Look at the amazing photo. It’s an image of Babine Lake. I was just there for a couple of days working with Koh Learning and SD91 students. I had an awesome time working with the graduates students who came from the university as part of their coursework. We spent one night connecting and planning out a workshop they had to facilitate the next day. We had a few gut wrenching laughs. And, the students did exceptionally well the next day. The students were very engaged with their learning activity. The two days with Koh Learning was magical and spending some time in Granisle was something I needed to fill my soul to remind me about the land, place, and people. There is/was so much to learn and I was very humbled and happy.

After this event, I was collaborating with a colleague from the university. She is new to the university and I appreciated her insights and innovation. I feel that I will have a lot to learn from her and I look forward to seeing how this collaboration will manifest. During one of our conversations, she called me “a good Canadian.” I can see why se did. In lots of ways, I was being “a good Canadian.” I was not too opinionated, I was diplomatic, and I was considerate to all people (I might have been apologetic too). The comment took me by surprise. No one has ever called me “a good Canadian” before. Strangely, it’s been something I strived for as a second-generation Chinese Canadian.

I wonder if this perspective from my colleague is because she is new to Canada as well, spending a few years in Ontario before coming to BC. Her point of view was refreshing and I appreciate her straightforwardness and honesty. Most of my life I struggled with belonging and acceptance. This feeling could have been derived within my family in different ways, but also, it did not matter how “Canadian” my parents wanted me to be, you cannot change the colour of my skin. Racism was always present and sometimes visible. It’s not a good feeling to be called a racial slur when I don’t even know the language or culture of my Chinese heritage. That information was foreign to me, but for some people, how I looked influenced their opinion of me.

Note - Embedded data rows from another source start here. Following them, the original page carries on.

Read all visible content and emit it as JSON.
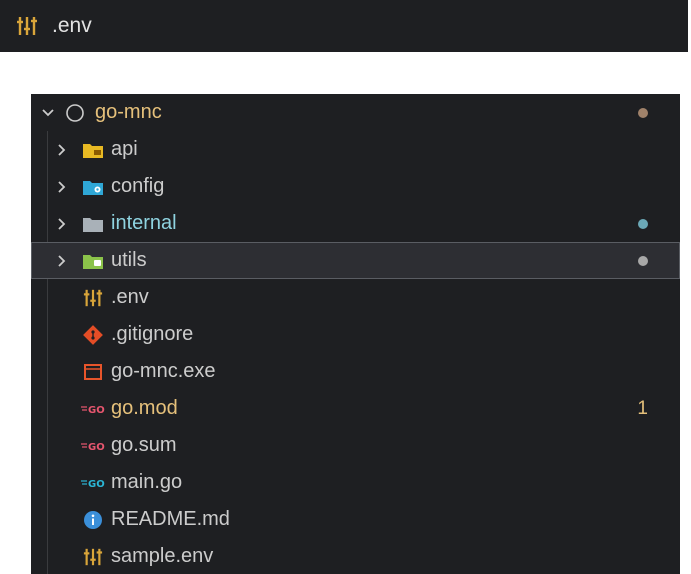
{
  "top_bar": {
    "filename": ".env",
    "icon": "sliders-icon"
  },
  "explorer": {
    "root": {
      "label": "go-mnc",
      "icon": "circle-outline-icon",
      "status_color": "#a0826a"
    },
    "items": [
      {
        "label": "api",
        "kind": "folder",
        "icon": "folder-api-icon",
        "status_color": ""
      },
      {
        "label": "config",
        "kind": "folder",
        "icon": "folder-config-icon",
        "status_color": ""
      },
      {
        "label": "internal",
        "kind": "folder",
        "icon": "folder-internal-icon",
        "status_color": "#6ba8b7"
      },
      {
        "label": "utils",
        "kind": "folder",
        "icon": "folder-utils-icon",
        "status_color": "#a8a8a8"
      },
      {
        "label": ".env",
        "kind": "file",
        "icon": "sliders-icon"
      },
      {
        "label": ".gitignore",
        "kind": "file",
        "icon": "git-icon"
      },
      {
        "label": "go-mnc.exe",
        "kind": "file",
        "icon": "window-icon"
      },
      {
        "label": "go.mod",
        "kind": "file",
        "icon": "go-mod-icon",
        "badge": "1"
      },
      {
        "label": "go.sum",
        "kind": "file",
        "icon": "go-sum-icon"
      },
      {
        "label": "main.go",
        "kind": "file",
        "icon": "go-file-icon"
      },
      {
        "label": "README.md",
        "kind": "file",
        "icon": "info-icon"
      },
      {
        "label": "sample.env",
        "kind": "file",
        "icon": "sliders-icon"
      }
    ]
  },
  "colors": {
    "panel_bg": "#1e1f22",
    "text": "#cccccc",
    "root_text": "#e5c07b",
    "internal_text": "#8fd3e0",
    "modified_text": "#e5c07b",
    "go_pink": "#e8566f",
    "go_cyan": "#2bb6d6",
    "api_folder": "#e8b923",
    "config_folder": "#2fa7d6",
    "utils_folder": "#8bc34a",
    "git_red": "#e44d26",
    "exe_orange": "#e8552b",
    "info_blue": "#3b8fd9",
    "env_yellow": "#d9a53a"
  }
}
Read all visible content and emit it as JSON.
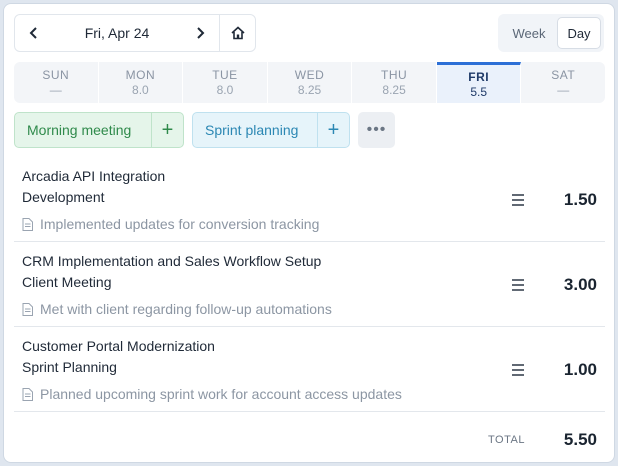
{
  "date_nav": {
    "date_label": "Fri, Apr 24"
  },
  "view_toggle": {
    "week_label": "Week",
    "day_label": "Day",
    "selected": "Day"
  },
  "week": [
    {
      "day": "SUN",
      "hours": "—"
    },
    {
      "day": "MON",
      "hours": "8.0"
    },
    {
      "day": "TUE",
      "hours": "8.0"
    },
    {
      "day": "WED",
      "hours": "8.25"
    },
    {
      "day": "THU",
      "hours": "8.25"
    },
    {
      "day": "FRI",
      "hours": "5.5"
    },
    {
      "day": "SAT",
      "hours": "—"
    }
  ],
  "quick_add": {
    "morning_label": "Morning meeting",
    "sprint_label": "Sprint planning",
    "plus": "+",
    "more": "•••"
  },
  "entries": [
    {
      "project": "Arcadia API Integration",
      "task": "Development",
      "note": "Implemented updates for conversion tracking",
      "hours": "1.50"
    },
    {
      "project": "CRM Implementation and Sales Workflow Setup",
      "task": "Client Meeting",
      "note": "Met with client regarding follow-up automations",
      "hours": "3.00"
    },
    {
      "project": "Customer Portal Modernization",
      "task": "Sprint Planning",
      "note": "Planned upcoming sprint work for account access updates",
      "hours": "1.00"
    }
  ],
  "total": {
    "label": "TOTAL",
    "value": "5.50"
  },
  "icons": [
    "chevron-left-icon",
    "chevron-right-icon",
    "home-icon",
    "plus-icon",
    "more-icon",
    "document-icon",
    "hamburger-menu-icon"
  ],
  "colors": {
    "active_day_accent": "#2c6fd6",
    "morning_green": "#2f8a4b",
    "sprint_blue": "#2b87b3"
  }
}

Moreover, I don’t want to get too hung up on stereotypes, but my kid who does not look Asian gets caught in some misnomers like “you should be good at math because….” Personally, I don’t look like a typical Asian. Growing up in Prince Rupert and working at the museum, visitors would often ask me what tribe I was from. I hated disappointing these tourists with an answer like “Hong Kong” or “China.” Honestly, I never saw myself as Asian or Chinese. I had always felt Canadian and I was brought up that way. My parents assimilated me into Canadian culture. I did not know any different. Racism is not blind. This journey into my ethnic identity is to learn more about Chinese-Canadians in BC. I also want to learn more about my family.

On the second day at Granisle, Leona Prince spoke in the opening circle. In her talk, she spoke about knowing ourselves and knowing the land. What struck me in her talk (which was outstanding and it resonated with me deeply) was her mentioning about owning and loving our name. Our last name tells us where we are from and who we are. Her asking ME to accept my last name (or any of my names for that matter) is troubling and extremely difficult. I never liked my name. Hmm… this is telling. “Alice Christine Ho”… for a good chunk of my life. I called myself “Chris Ho” for many years during my adult life. Then it transformed to “Christine Younghusband” (which by the way took a tonne of my thinking time to come to terms with that name) when I got married. Now, I go by “Christine Ho Younghusband.” To be honest, I was undecided.

Name, identity, place, and culture… I am left thinking and wondering… Who am I?